Deloris Jordan, the mother of Michael Jordan, is disputing the authenticity of four of her son’s University of North Carolina documents being sold by Goldin Auctions.
The auction company is offering four items — two recruitment letters, a diploma, and a transcript — the they assert are original versions. Deloris, however, disagrees:
I know what I have. They are all replicas. I just can’t sit by and let these people say that they have what they say they have, when they don’t (ESPN).
Goldin Auctions had the items authenticated by PSA/DNA. Joe Orlando, the president of the company, defended the authenticity of the disputed items:
We stand behind our authenticators’ opinion 100 percent that what the auction is selling is real. And there hasn’t been anything legitimate presented that contradicts the opinion of our authenticators. I respect Mrs. Jordan’s approach and concern, but unless there’s evidence to the contrary here, it doesn’t mean much.

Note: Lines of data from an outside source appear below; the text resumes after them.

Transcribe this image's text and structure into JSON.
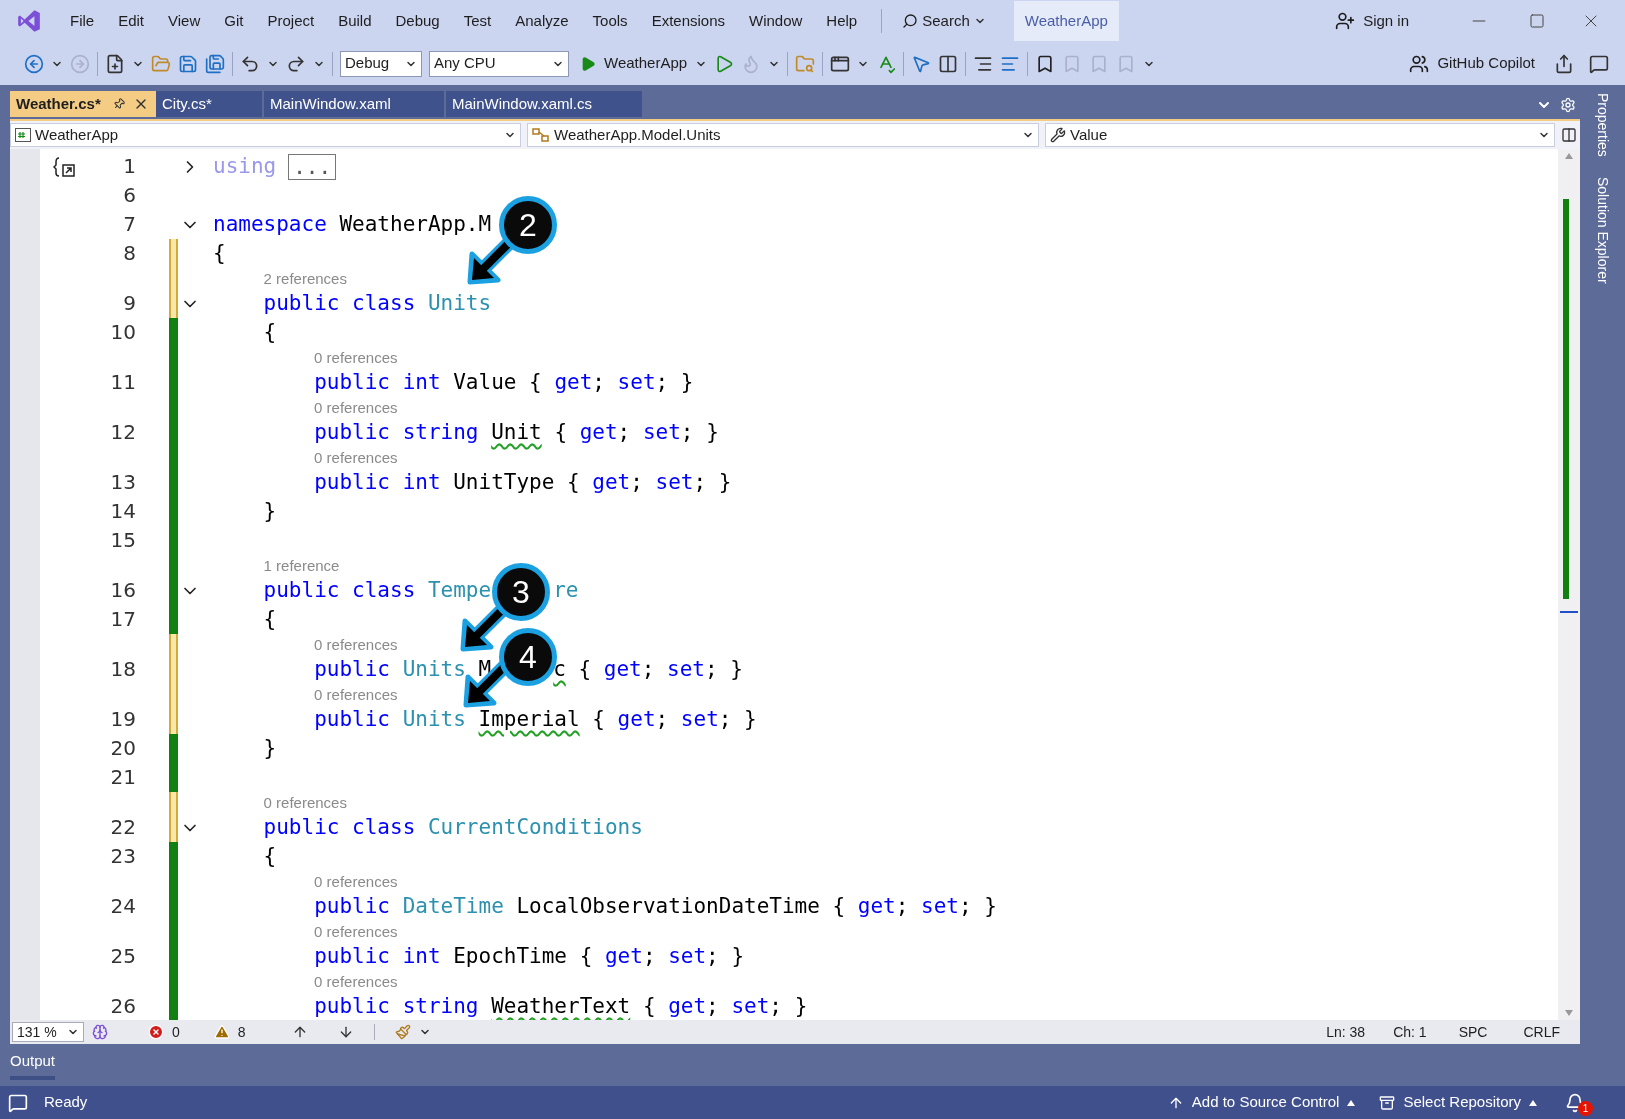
{
  "menu": [
    "File",
    "Edit",
    "View",
    "Git",
    "Project",
    "Build",
    "Debug",
    "Test",
    "Analyze",
    "Tools",
    "Extensions",
    "Window",
    "Help"
  ],
  "search": "Search",
  "solution": "WeatherApp",
  "sign_in": "Sign in",
  "toolbar": {
    "configuration": "Debug",
    "platform": "Any CPU",
    "start_target": "WeatherApp",
    "copilot": "GitHub Copilot"
  },
  "tabs": [
    {
      "label": "Weather.cs*",
      "selected": true
    },
    {
      "label": "City.cs*",
      "selected": false
    },
    {
      "label": "MainWindow.xaml",
      "selected": false
    },
    {
      "label": "MainWindow.xaml.cs",
      "selected": false
    }
  ],
  "navigation": {
    "project": "WeatherApp",
    "type": "WeatherApp.Model.Units",
    "member": "Value"
  },
  "side_tabs": [
    "Properties",
    "Solution Explorer"
  ],
  "lines": [
    {
      "number": "1",
      "expanded": false,
      "scope_marker": true,
      "tokens": [
        {
          "text": "using",
          "kind": "collapsed"
        },
        {
          "text": "...",
          "kind": "ellipsis"
        }
      ]
    },
    {
      "number": "6"
    },
    {
      "number": "7",
      "expanded": true,
      "tokens": [
        {
          "text": "namespace ",
          "kind": "keyword"
        },
        {
          "text": "WeatherApp.M",
          "kind": "text"
        }
      ]
    },
    {
      "number": "8",
      "saved": false,
      "tokens": [
        {
          "text": "{",
          "kind": "text"
        }
      ]
    },
    {
      "number": "9",
      "expanded": true,
      "saved": false,
      "codelens": "2 references",
      "tokens": [
        {
          "text": "    public class ",
          "kind": "keyword"
        },
        {
          "text": "Units",
          "kind": "type"
        }
      ]
    },
    {
      "number": "10",
      "saved": true,
      "tokens": [
        {
          "text": "    {",
          "kind": "text"
        }
      ]
    },
    {
      "number": "11",
      "saved": true,
      "codelens": "0 references",
      "tokens": [
        {
          "text": "        public int ",
          "kind": "keyword"
        },
        {
          "text": "Value { ",
          "kind": "text"
        },
        {
          "text": "get",
          "kind": "keyword"
        },
        {
          "text": "; ",
          "kind": "text"
        },
        {
          "text": "set",
          "kind": "keyword"
        },
        {
          "text": "; }",
          "kind": "text"
        }
      ]
    },
    {
      "number": "12",
      "saved": true,
      "codelens": "0 references",
      "tokens": [
        {
          "text": "        public string ",
          "kind": "keyword"
        },
        {
          "text": "Unit",
          "kind": "text",
          "squiggle": true
        },
        {
          "text": " { ",
          "kind": "text"
        },
        {
          "text": "get",
          "kind": "keyword"
        },
        {
          "text": "; ",
          "kind": "text"
        },
        {
          "text": "set",
          "kind": "keyword"
        },
        {
          "text": "; }",
          "kind": "text"
        }
      ]
    },
    {
      "number": "13",
      "saved": true,
      "codelens": "0 references",
      "tokens": [
        {
          "text": "        public int ",
          "kind": "keyword"
        },
        {
          "text": "UnitType { ",
          "kind": "text"
        },
        {
          "text": "get",
          "kind": "keyword"
        },
        {
          "text": "; ",
          "kind": "text"
        },
        {
          "text": "set",
          "kind": "keyword"
        },
        {
          "text": "; }",
          "kind": "text"
        }
      ]
    },
    {
      "number": "14",
      "saved": true,
      "tokens": [
        {
          "text": "    }",
          "kind": "text"
        }
      ]
    },
    {
      "number": "15",
      "saved": true
    },
    {
      "number": "16",
      "expanded": true,
      "saved": true,
      "codelens": "1 reference",
      "tokens": [
        {
          "text": "    public class ",
          "kind": "keyword"
        },
        {
          "text": "Tempe",
          "kind": "type"
        },
        {
          "text": "re",
          "kind": "type",
          "after_callout": true
        }
      ]
    },
    {
      "number": "17",
      "saved": true,
      "tokens": [
        {
          "text": "    {",
          "kind": "text"
        }
      ]
    },
    {
      "number": "18",
      "saved": false,
      "codelens": "0 references",
      "tokens": [
        {
          "text": "        public ",
          "kind": "keyword"
        },
        {
          "text": "Units",
          "kind": "type"
        },
        {
          "text": " M",
          "kind": "text"
        },
        {
          "text": "c",
          "kind": "text",
          "squiggle": true,
          "after_callout": true
        },
        {
          "text": " { ",
          "kind": "text"
        },
        {
          "text": "get",
          "kind": "keyword"
        },
        {
          "text": "; ",
          "kind": "text"
        },
        {
          "text": "set",
          "kind": "keyword"
        },
        {
          "text": "; }",
          "kind": "text"
        }
      ]
    },
    {
      "number": "19",
      "saved": false,
      "codelens": "0 references",
      "tokens": [
        {
          "text": "        public ",
          "kind": "keyword"
        },
        {
          "text": "Units ",
          "kind": "type"
        },
        {
          "text": "Imperial",
          "kind": "text",
          "squiggle": true
        },
        {
          "text": " { ",
          "kind": "text"
        },
        {
          "text": "get",
          "kind": "keyword"
        },
        {
          "text": "; ",
          "kind": "text"
        },
        {
          "text": "set",
          "kind": "keyword"
        },
        {
          "text": "; }",
          "kind": "text"
        }
      ]
    },
    {
      "number": "20",
      "saved": true,
      "tokens": [
        {
          "text": "    }",
          "kind": "text"
        }
      ]
    },
    {
      "number": "21",
      "saved": true
    },
    {
      "number": "22",
      "expanded": true,
      "saved": false,
      "codelens": "0 references",
      "tokens": [
        {
          "text": "    public class ",
          "kind": "keyword"
        },
        {
          "text": "CurrentConditions",
          "kind": "type"
        }
      ]
    },
    {
      "number": "23",
      "saved": true,
      "tokens": [
        {
          "text": "    {",
          "kind": "text"
        }
      ]
    },
    {
      "number": "24",
      "saved": true,
      "codelens": "0 references",
      "tokens": [
        {
          "text": "        public ",
          "kind": "keyword"
        },
        {
          "text": "DateTime",
          "kind": "type"
        },
        {
          "text": " LocalObservationDateTime { ",
          "kind": "text"
        },
        {
          "text": "get",
          "kind": "keyword"
        },
        {
          "text": "; ",
          "kind": "text"
        },
        {
          "text": "set",
          "kind": "keyword"
        },
        {
          "text": "; }",
          "kind": "text"
        }
      ]
    },
    {
      "number": "25",
      "saved": true,
      "codelens": "0 references",
      "tokens": [
        {
          "text": "        public int ",
          "kind": "keyword"
        },
        {
          "text": "EpochTime { ",
          "kind": "text"
        },
        {
          "text": "get",
          "kind": "keyword"
        },
        {
          "text": "; ",
          "kind": "text"
        },
        {
          "text": "set",
          "kind": "keyword"
        },
        {
          "text": "; }",
          "kind": "text"
        }
      ]
    },
    {
      "number": "26",
      "saved": true,
      "codelens": "0 references",
      "tokens": [
        {
          "text": "        public string ",
          "kind": "keyword"
        },
        {
          "text": "WeatherText",
          "kind": "text",
          "squiggle": true
        },
        {
          "text": " { ",
          "kind": "text"
        },
        {
          "text": "get",
          "kind": "keyword"
        },
        {
          "text": "; ",
          "kind": "text"
        },
        {
          "text": "set",
          "kind": "keyword"
        },
        {
          "text": "; }",
          "kind": "text"
        }
      ]
    }
  ],
  "callouts": [
    {
      "label": "2"
    },
    {
      "label": "3"
    },
    {
      "label": "4"
    }
  ],
  "editor_status": {
    "zoom": "131 %",
    "errors": "0",
    "warnings": "8",
    "line": "Ln: 38",
    "column": "Ch: 1",
    "whitespace": "SPC",
    "line_endings": "CRLF"
  },
  "output_tab": "Output",
  "status_bar": {
    "message": "Ready",
    "source_control": "Add to Source Control",
    "repository": "Select Repository",
    "notifications": "1"
  }
}
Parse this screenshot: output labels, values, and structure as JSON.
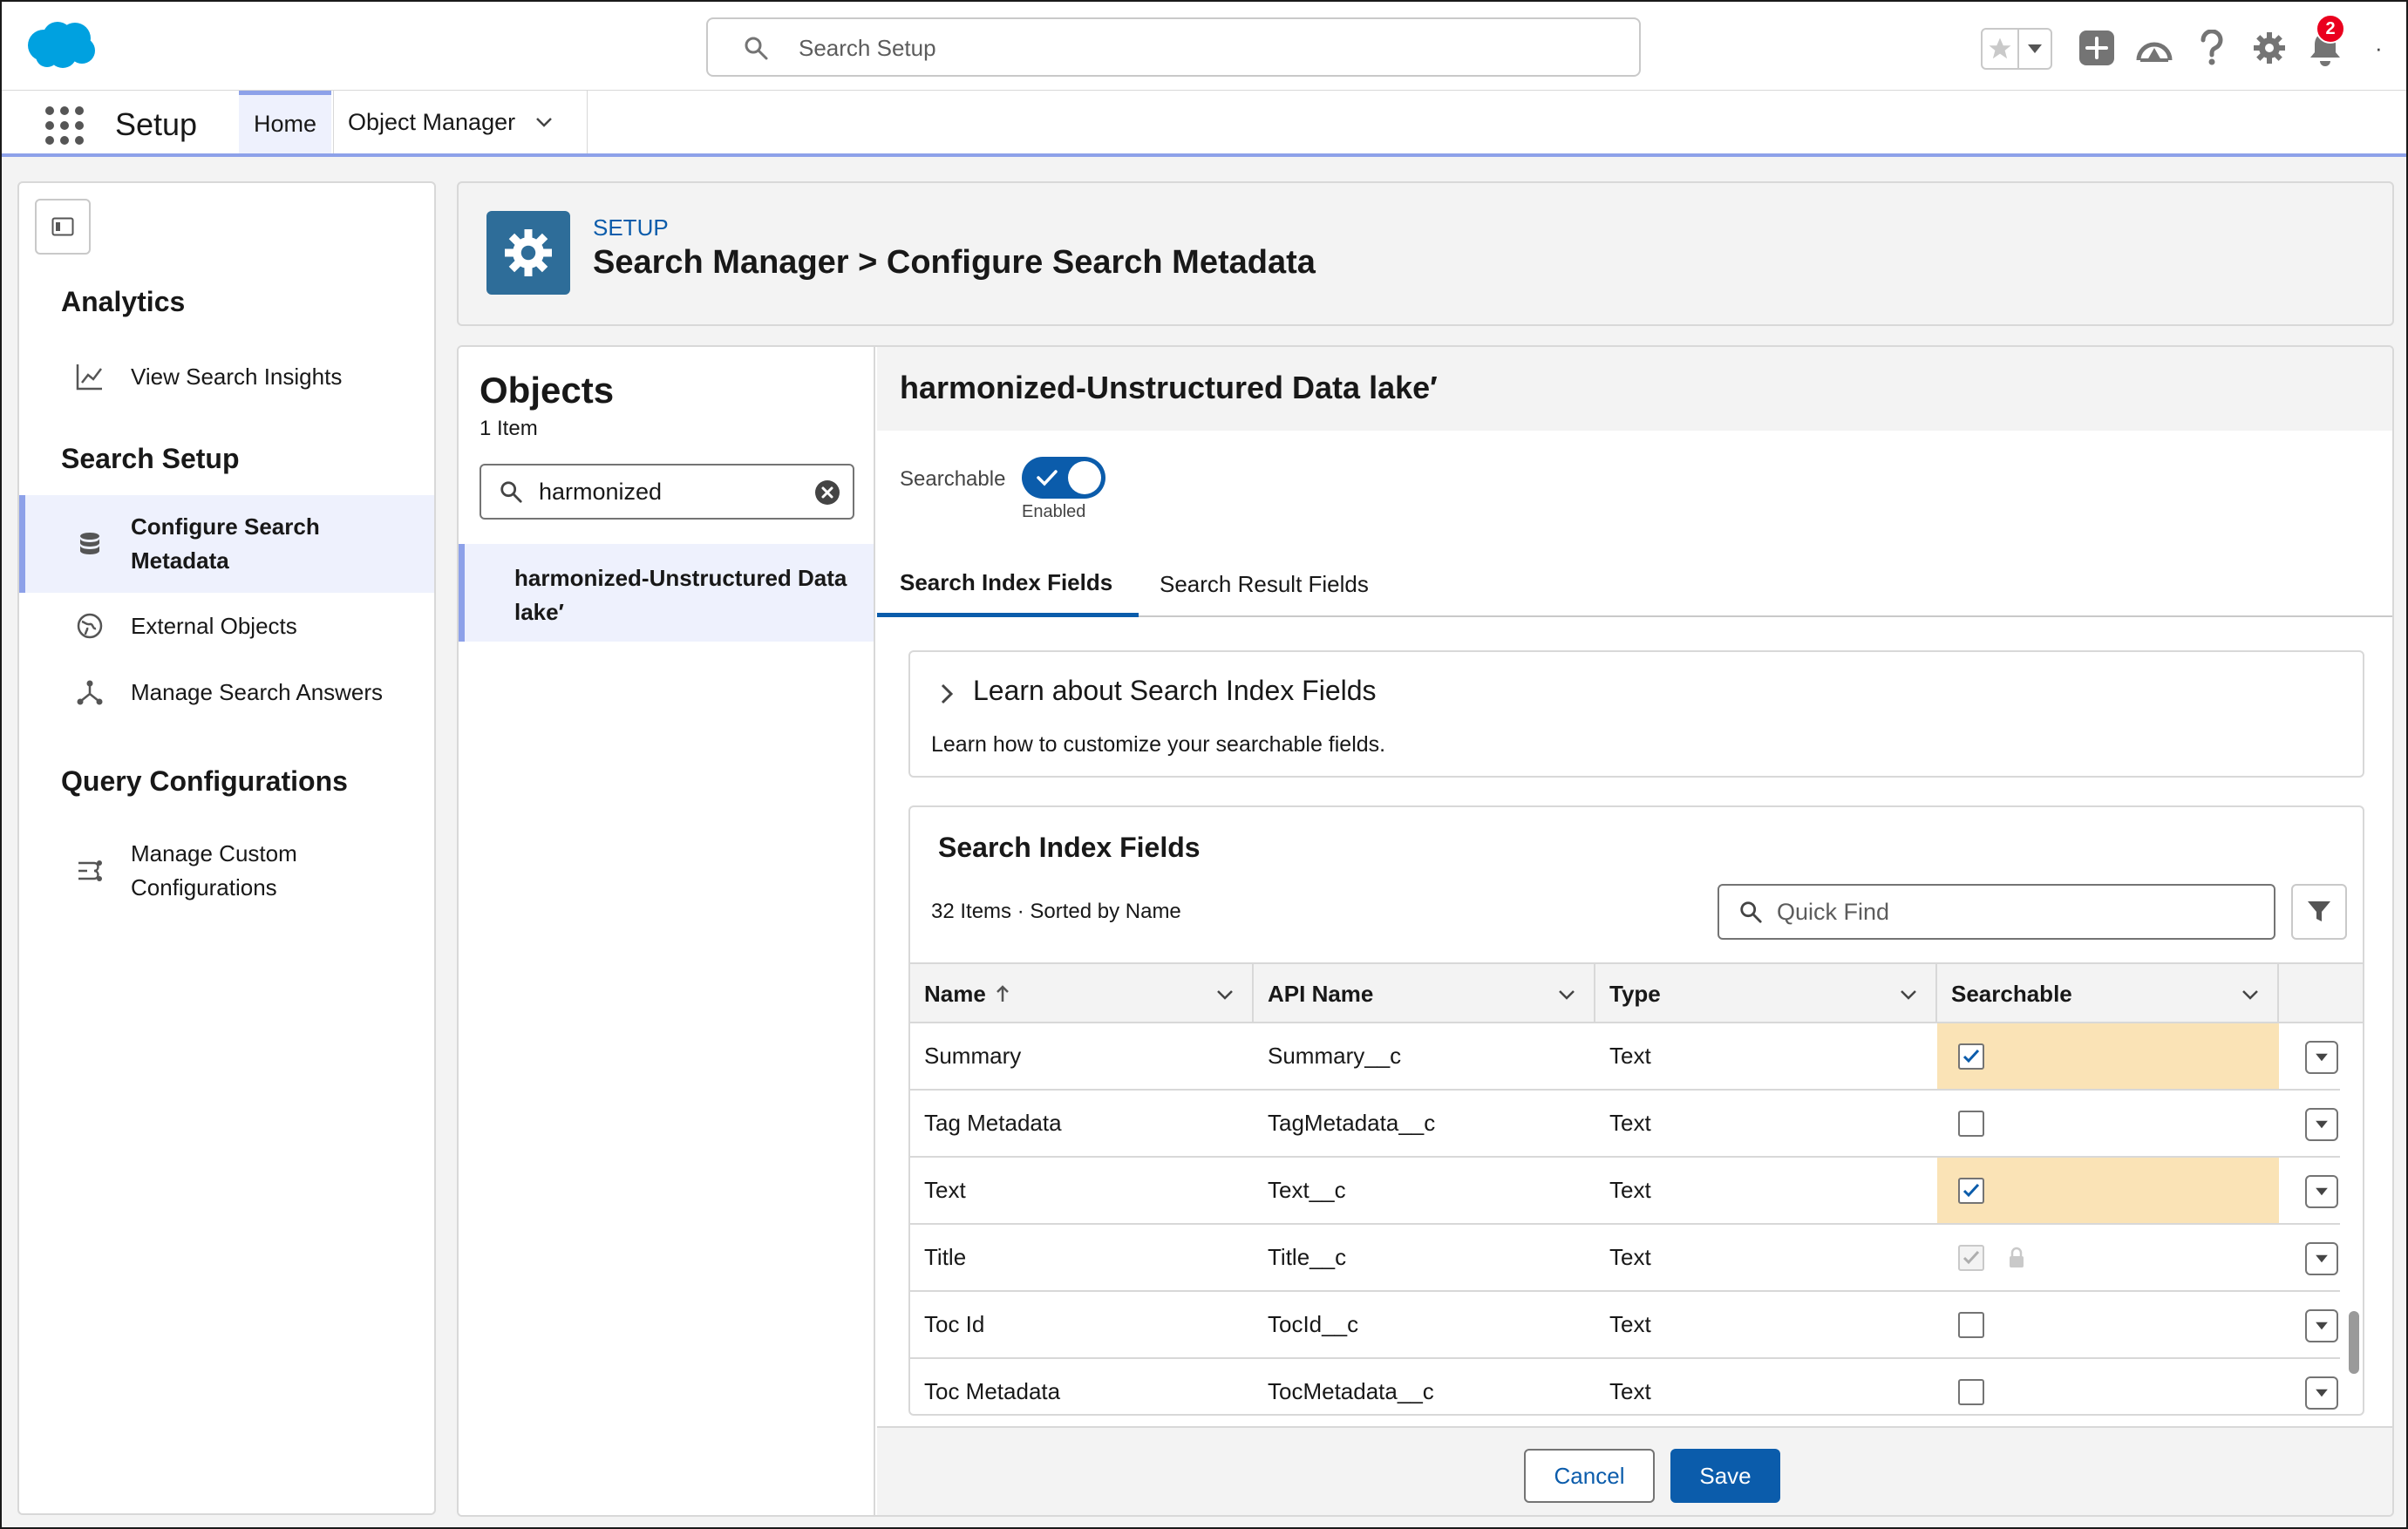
{
  "header": {
    "search_placeholder": "Search Setup",
    "notification_count": "2",
    "more": "·"
  },
  "nav": {
    "app_name": "Setup",
    "tabs": [
      {
        "label": "Home"
      },
      {
        "label": "Object Manager"
      }
    ]
  },
  "sidebar": {
    "sections": [
      {
        "heading": "Analytics",
        "items": [
          {
            "label": "View Search Insights",
            "icon": "chart-line-icon"
          }
        ]
      },
      {
        "heading": "Search Setup",
        "items": [
          {
            "label": "Configure Search Metadata",
            "icon": "database-icon"
          },
          {
            "label": "External Objects",
            "icon": "globe-icon"
          },
          {
            "label": "Manage Search Answers",
            "icon": "hierarchy-icon"
          }
        ]
      },
      {
        "heading": "Query Configurations",
        "items": [
          {
            "label": "Manage Custom Configurations",
            "icon": "flow-icon"
          }
        ]
      }
    ]
  },
  "page_header": {
    "eyebrow": "SETUP",
    "title": "Search Manager > Configure Search Metadata"
  },
  "objects": {
    "title": "Objects",
    "count": "1 Item",
    "search_value": "harmonized",
    "items": [
      {
        "label": "harmonized-Unstructured Data lake′"
      }
    ]
  },
  "detail": {
    "title": "harmonized-Unstructured Data lake′",
    "searchable_label": "Searchable",
    "searchable_state": "Enabled",
    "tabs": [
      {
        "label": "Search Index Fields"
      },
      {
        "label": "Search Result Fields"
      }
    ],
    "learn": {
      "heading": "Learn about Search Index Fields",
      "description": "Learn how to customize your searchable fields."
    },
    "fields": {
      "heading": "Search Index Fields",
      "meta": "32 Items  ·  Sorted by Name",
      "quick_find_placeholder": "Quick Find",
      "columns": [
        {
          "label": "Name"
        },
        {
          "label": "API Name"
        },
        {
          "label": "Type"
        },
        {
          "label": "Searchable"
        }
      ],
      "rows": [
        {
          "name": "Summary",
          "api": "Summary__c",
          "type": "Text",
          "searchable": true,
          "highlight": true,
          "locked": false
        },
        {
          "name": "Tag Metadata",
          "api": "TagMetadata__c",
          "type": "Text",
          "searchable": false,
          "highlight": false,
          "locked": false
        },
        {
          "name": "Text",
          "api": "Text__c",
          "type": "Text",
          "searchable": true,
          "highlight": true,
          "locked": false
        },
        {
          "name": "Title",
          "api": "Title__c",
          "type": "Text",
          "searchable": true,
          "highlight": false,
          "locked": true
        },
        {
          "name": "Toc Id",
          "api": "TocId__c",
          "type": "Text",
          "searchable": false,
          "highlight": false,
          "locked": false
        },
        {
          "name": "Toc Metadata",
          "api": "TocMetadata__c",
          "type": "Text",
          "searchable": false,
          "highlight": false,
          "locked": false
        }
      ]
    }
  },
  "footer": {
    "cancel_label": "Cancel",
    "save_label": "Save"
  },
  "colors": {
    "brand_blue": "#0b5cab",
    "accent_lavender": "#8da1e9",
    "highlight_yellow": "#fae3b6",
    "salesforce_cloud": "#00a1e0"
  }
}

Goldin Auctions CEO Ken Goldin echoed something similar:
I have no doubt that Mrs. Jordan has numerous recruiting letters in her possession that she saved from her son Michael, and likely many from the University of North Carolina. However, based upon the above facts as well as the third-party authentication, we find it unlikely she has the originals of these two particular letters.
The auction for the four items ends on February 7.